- THE INPUT
++++++
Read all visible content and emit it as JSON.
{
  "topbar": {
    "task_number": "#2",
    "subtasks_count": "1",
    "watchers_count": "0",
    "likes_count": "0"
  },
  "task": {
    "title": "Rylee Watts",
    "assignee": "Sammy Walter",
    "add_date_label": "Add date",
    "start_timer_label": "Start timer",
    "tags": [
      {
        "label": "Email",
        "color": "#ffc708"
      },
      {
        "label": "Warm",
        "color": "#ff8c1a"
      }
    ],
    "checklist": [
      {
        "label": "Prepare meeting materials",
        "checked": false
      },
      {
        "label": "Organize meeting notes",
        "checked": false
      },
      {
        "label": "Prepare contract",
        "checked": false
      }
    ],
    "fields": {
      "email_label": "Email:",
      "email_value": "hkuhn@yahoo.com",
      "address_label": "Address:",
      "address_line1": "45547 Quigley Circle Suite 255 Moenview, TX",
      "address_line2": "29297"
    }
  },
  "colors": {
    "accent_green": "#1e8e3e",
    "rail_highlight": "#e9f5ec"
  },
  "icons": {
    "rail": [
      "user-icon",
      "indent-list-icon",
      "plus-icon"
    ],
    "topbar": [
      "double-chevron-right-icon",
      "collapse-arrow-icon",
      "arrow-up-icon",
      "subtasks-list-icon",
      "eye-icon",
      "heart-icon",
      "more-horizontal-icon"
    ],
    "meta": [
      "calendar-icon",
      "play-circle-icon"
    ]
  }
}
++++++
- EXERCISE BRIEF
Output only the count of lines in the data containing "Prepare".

- THE ANSWER
2